== Required action ==
Give the data again exactly as written, without any of its pictures.

== Exercise input ==

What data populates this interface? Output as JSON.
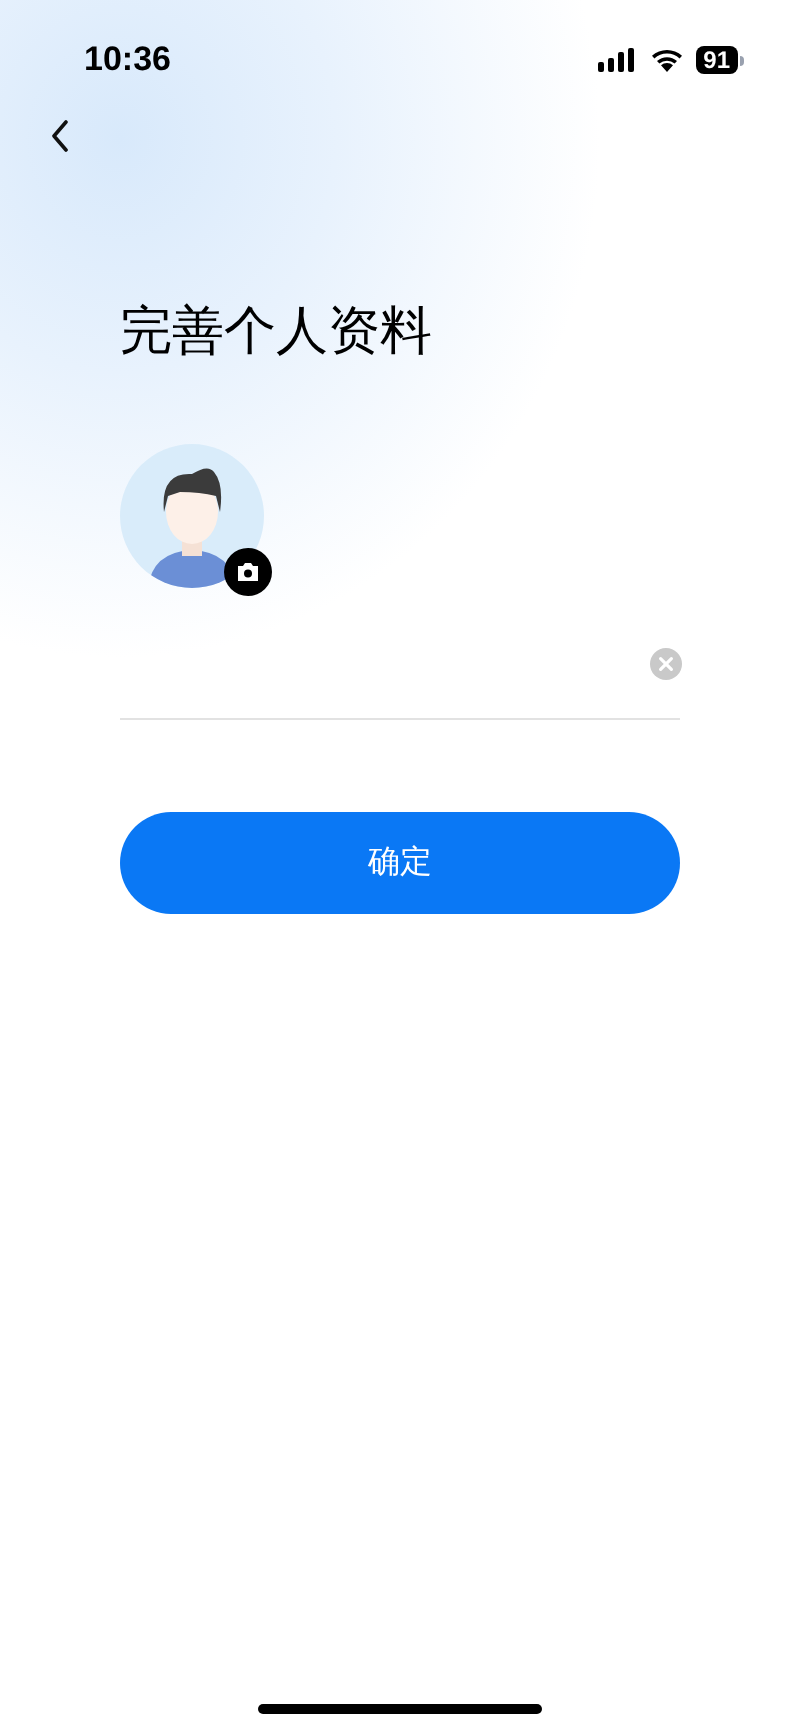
{
  "status_bar": {
    "time": "10:36",
    "battery": "91"
  },
  "title": "完善个人资料",
  "confirm_button": {
    "label": "确定"
  }
}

== Response ==
What data populates this interface? Output as JSON.
{
  "status_bar": {
    "time": "10:36",
    "battery": "91"
  },
  "title": "完善个人资料",
  "confirm_button": {
    "label": "确定"
  }
}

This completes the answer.